Turkey's parliament prepares to debate immunity
Bülent Sarıoğlu - ANKARA
HÜRRİYET photoTurkey’s parliament is scheduled to hold a plenary session on May 17 to debate a government-led bill that would strip some parliamentarians of their immunity from prosecution, with the bill primarily targeting the Peoples’ Democratic Party (HDP), which focuses on the Kurdish issue.
The ruling Justice and Development Party (AKP) is in need of support from the main opposition Republican People’s Party (CHP) in order to get the amendment adopted without taking it to a referendum.
However, the second round of the two-round-voting is expected to take place on May 20, the date the CHP will meet for a closed-door gathering.
“Earlier, when and exactly on which days the voting on the constitution would be held was announced and a mutual agreement was reached. Now they are breaking the agreement. In our opinion, there is no reasonable justification,” CHP leader Kemal Kılıçdaroğlu said in remarks published on May 16.
“They were told that we would hold our ‘party camp’ on those dates. … As far as we understand, [the AKP’s] intention is different. They want to run this process with different actions so as to avoid creating an atmosphere in which they would be blamed,” he said.
At the plenary, two rounds of secret voting will take place. For a constitutional change in parliament, a party needs to win 367 seats, although 330 are enough to take a constitutional change to a referendum.
The bill proposed on April 12 has the support of all AKP lawmakers – 316, excluding the speaker who is not eligible to vote. There are concerns that some AKP deputies may not vote in favor of the bill because of certain feelings of resentment that stem from latest developments in the party after Prime Minister Ahmet Davutoğlu announced on May 5 his decision to leave the leadership of the AKP at an extraordinary convention on May 22.
Currently the CHP holds 133 seats, the HDP 59 seats, and the Nationalist Movement Party (MHP) 40 seats, while one seat is occupied by an independent deputy who was recently expelled from the CHP.
With such figures, even if the MHP gives full support during the secret voting as pledged, the AKP will need at least 12 votes from the CHP, and probably a stronger support because of the presence of summaries of proceedings against 36 deputies from the AKP and the MHP.
Ahead of the plenary session, the CHP plans to appeal to reschedule the second round of voting for May 23 instead of May 20. If the AKP insists on having the plenary on May 20 as scheduled, the CHP has been mulling either boycotting the session or attending with a limited number of deputies.
In addition to deliberations on the calendar of voting on the immunity bill and some procedural debates, the plenary is scheduled on May 17 to also hold debates on whether to accept a censure motion filed by the HDP against Economy Minister Mustafa Elitaş as well as some procedural debates. The AKP will only be able to host the debates on the immunity bill and conduct the first round of voting on May 17 if it overcomes these hurdles.

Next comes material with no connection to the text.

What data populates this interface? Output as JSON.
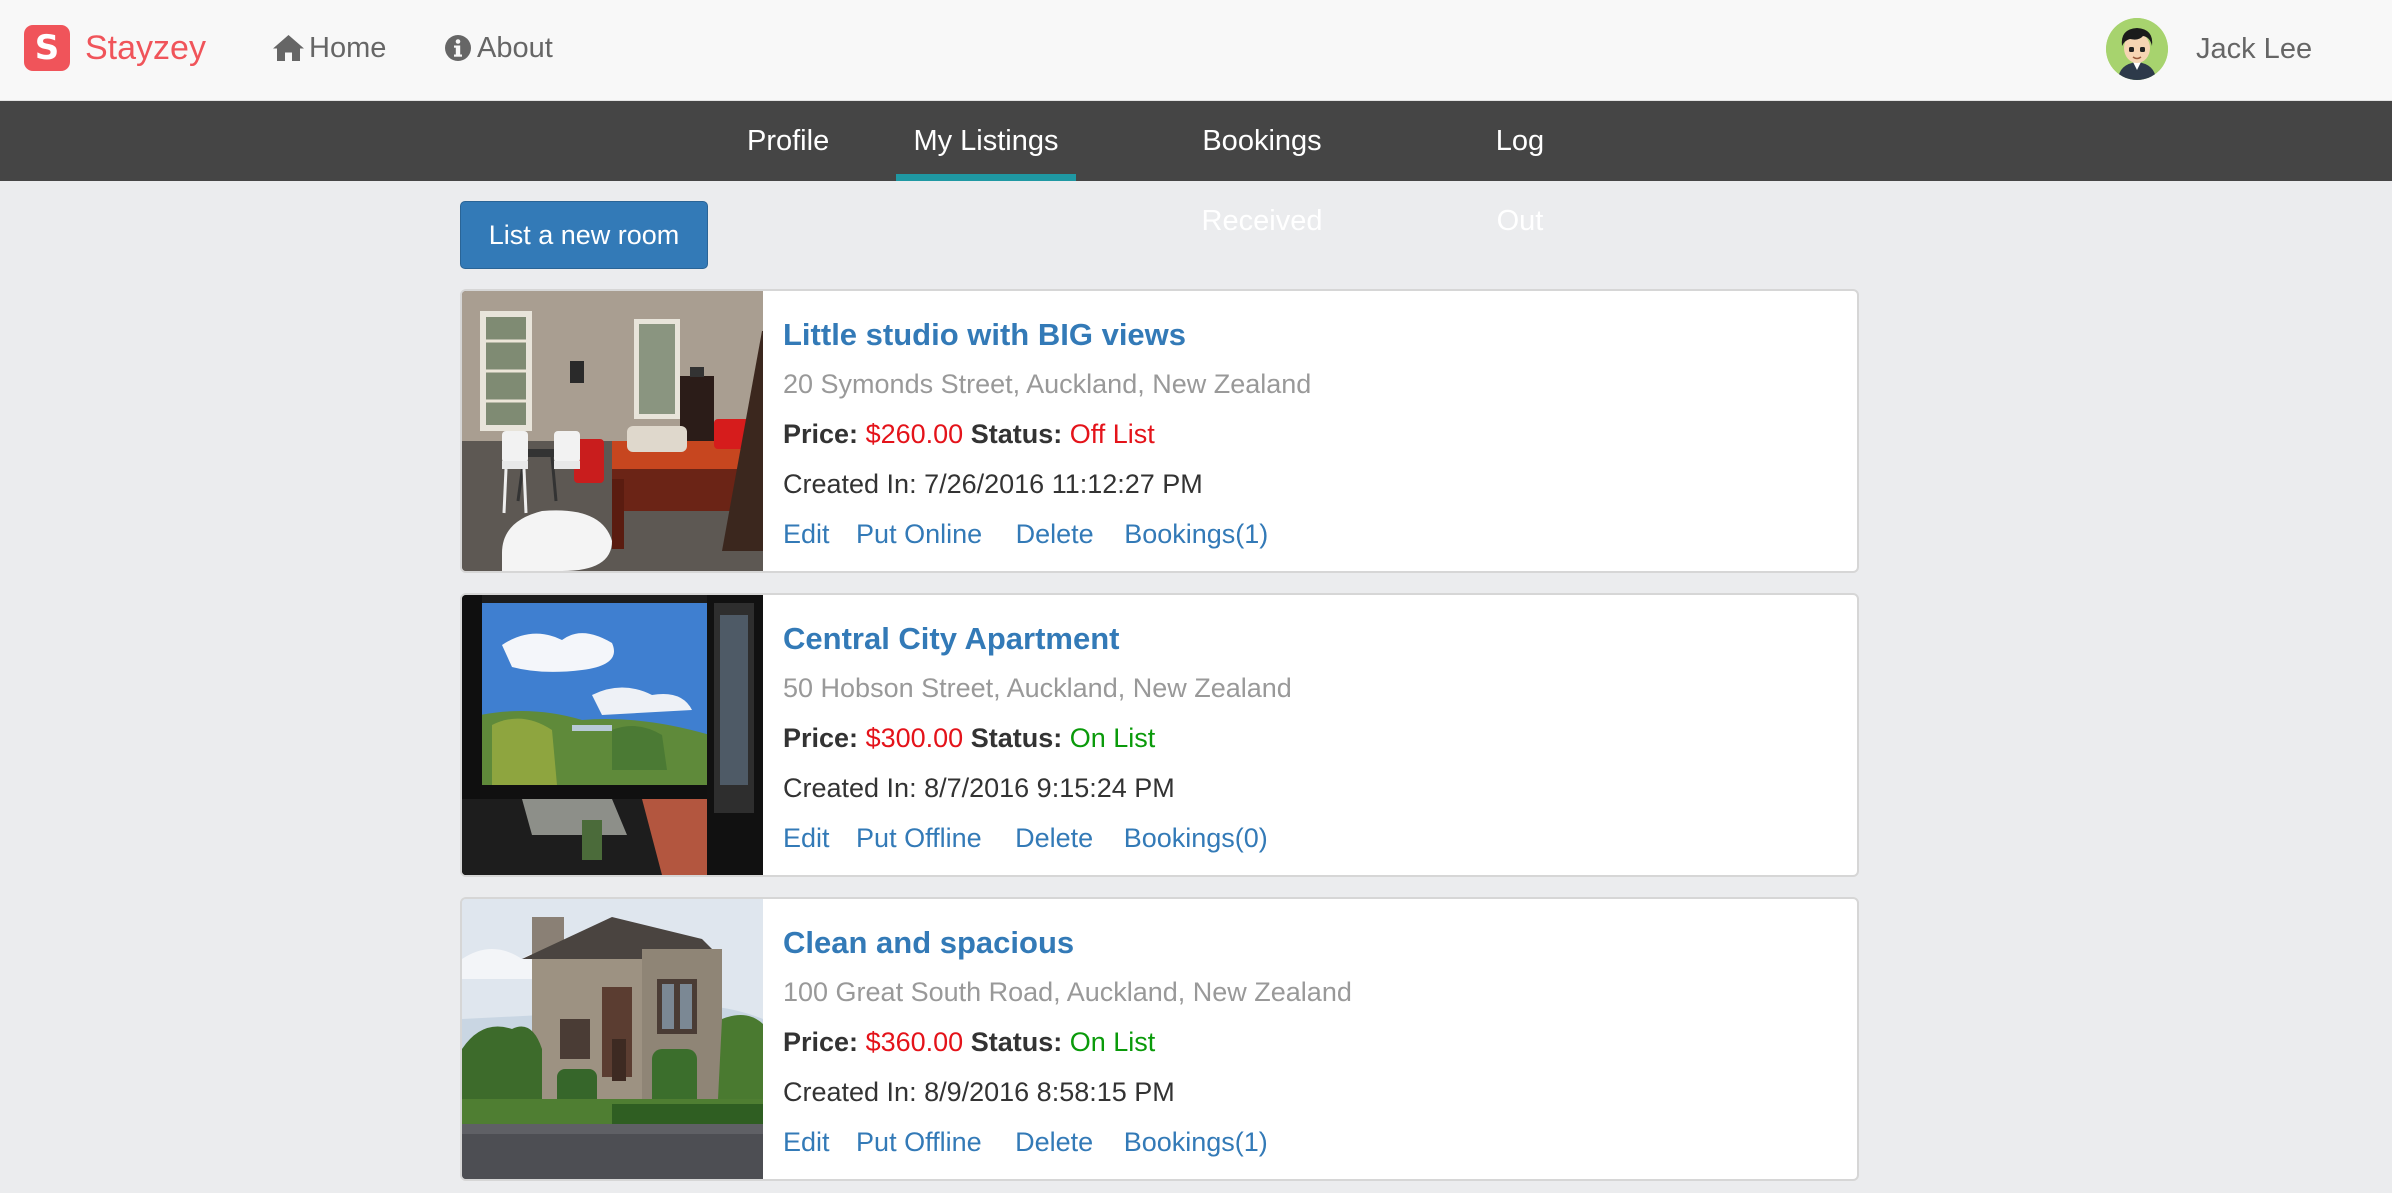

The HDP regards the issue as “the coup agenda of the ruling party,” rather than an issue related to immunities, said a co-deputy leader of the party, Meral Danış Beştaş.
“The lawmakers will vote on for either ‘democracy or fascism,’ and they will decide on either ‘democracy or one-man rule.’ According to the internal regulations of the parliament, this proposal is meant to be the ‘self-abolishment of the parliament.’ Those who will say ‘yes’ to the proposal also recognize our righteousness but they say ‘the order comes from high places.’ We will see to what extent they will obey the order,” Beştaş said.